What you have to do: In the records that follow, count each line where the string "offer" occurs. Provide the total and no other text.

Extracted data entries:
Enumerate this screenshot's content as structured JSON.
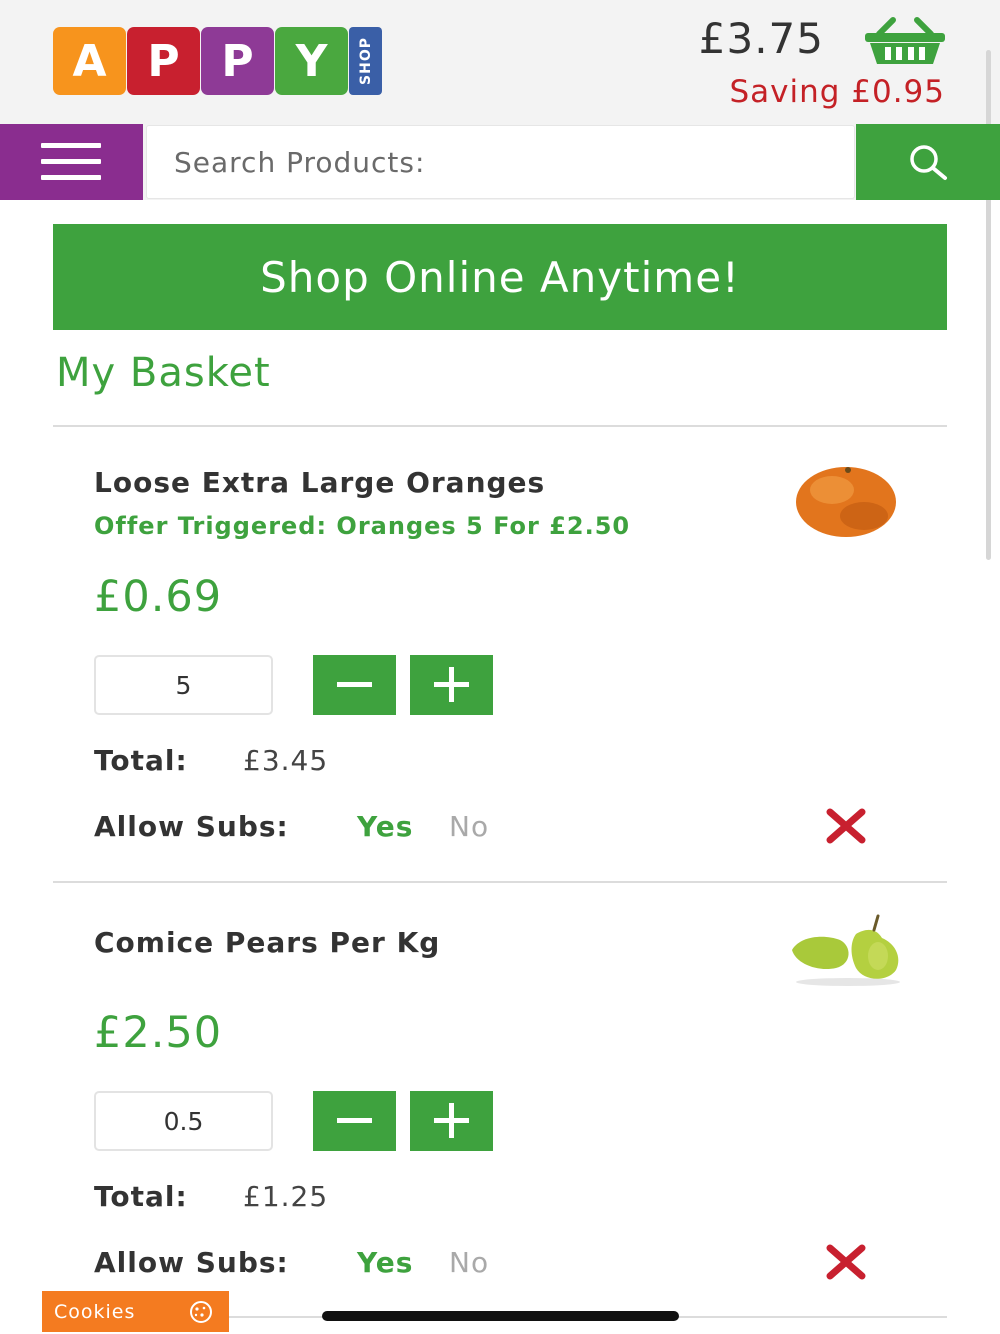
{
  "header": {
    "logo_letters": [
      "A",
      "P",
      "P",
      "Y"
    ],
    "logo_colors": [
      "#f7941d",
      "#c8202f",
      "#8e3a96",
      "#4aa83f"
    ],
    "logo_shop": "SHOP",
    "basket_total": "£3.75",
    "basket_icon": "shopping-basket-icon",
    "saving": "Saving £0.95"
  },
  "search": {
    "menu_icon": "hamburger-menu-icon",
    "placeholder": "Search Products:",
    "value": "",
    "search_icon": "search-icon"
  },
  "banner": {
    "text": "Shop Online Anytime!"
  },
  "basket": {
    "title": "My Basket",
    "items": [
      {
        "name": "Loose Extra Large Oranges",
        "offer": "Offer Triggered: Oranges 5 For £2.50",
        "price": "£0.69",
        "quantity": "5",
        "total_label": "Total:",
        "total": "£3.45",
        "subs_label": "Allow Subs:",
        "subs_yes": "Yes",
        "subs_no": "No",
        "subs_selected": "Yes",
        "image_icon": "orange-image"
      },
      {
        "name": "Comice Pears Per Kg",
        "offer": "",
        "price": "£2.50",
        "quantity": "0.5",
        "total_label": "Total:",
        "total": "£1.25",
        "subs_label": "Allow Subs:",
        "subs_yes": "Yes",
        "subs_no": "No",
        "subs_selected": "Yes",
        "image_icon": "pears-image"
      }
    ]
  },
  "cookies": {
    "label": "Cookies",
    "icon": "cookie-icon"
  },
  "colors": {
    "accent_green": "#3ea23e",
    "menu_purple": "#8a2d8f",
    "saving_red": "#c42126",
    "cookies_orange": "#f47b20"
  }
}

Solution to the exercise: 2